§ **EXERCISE PROMPT**
Retype all of the data shown below, keeping every character the same.

--- MATERIAL FOR THIS TASK Enclosed Below ---

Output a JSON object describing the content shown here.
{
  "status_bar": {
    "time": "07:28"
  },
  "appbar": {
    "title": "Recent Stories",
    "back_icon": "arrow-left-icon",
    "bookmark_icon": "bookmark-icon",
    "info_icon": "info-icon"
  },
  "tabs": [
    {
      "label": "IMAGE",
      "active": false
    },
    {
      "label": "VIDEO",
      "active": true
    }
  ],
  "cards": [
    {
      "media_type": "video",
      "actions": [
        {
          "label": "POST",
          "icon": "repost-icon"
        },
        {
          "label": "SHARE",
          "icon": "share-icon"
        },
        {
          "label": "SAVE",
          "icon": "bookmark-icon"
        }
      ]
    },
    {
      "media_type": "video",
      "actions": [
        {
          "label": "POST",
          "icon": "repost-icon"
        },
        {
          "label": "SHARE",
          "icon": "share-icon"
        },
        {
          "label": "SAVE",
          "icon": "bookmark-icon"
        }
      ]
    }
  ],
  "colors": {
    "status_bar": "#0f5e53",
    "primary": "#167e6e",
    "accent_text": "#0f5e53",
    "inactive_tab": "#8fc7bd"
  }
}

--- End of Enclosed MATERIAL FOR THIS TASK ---

§ **WRITTEN RESPONSE**
Output a JSON object describing the content shown here.
{
  "status_bar": {
    "time": "07:28"
  },
  "appbar": {
    "title": "Recent Stories",
    "back_icon": "arrow-left-icon",
    "bookmark_icon": "bookmark-icon",
    "info_icon": "info-icon"
  },
  "tabs": [
    {
      "label": "IMAGE",
      "active": false
    },
    {
      "label": "VIDEO",
      "active": true
    }
  ],
  "cards": [
    {
      "media_type": "video",
      "actions": [
        {
          "label": "POST",
          "icon": "repost-icon"
        },
        {
          "label": "SHARE",
          "icon": "share-icon"
        },
        {
          "label": "SAVE",
          "icon": "bookmark-icon"
        }
      ]
    },
    {
      "media_type": "video",
      "actions": [
        {
          "label": "POST",
          "icon": "repost-icon"
        },
        {
          "label": "SHARE",
          "icon": "share-icon"
        },
        {
          "label": "SAVE",
          "icon": "bookmark-icon"
        }
      ]
    }
  ],
  "colors": {
    "status_bar": "#0f5e53",
    "primary": "#167e6e",
    "accent_text": "#0f5e53",
    "inactive_tab": "#8fc7bd"
  }
}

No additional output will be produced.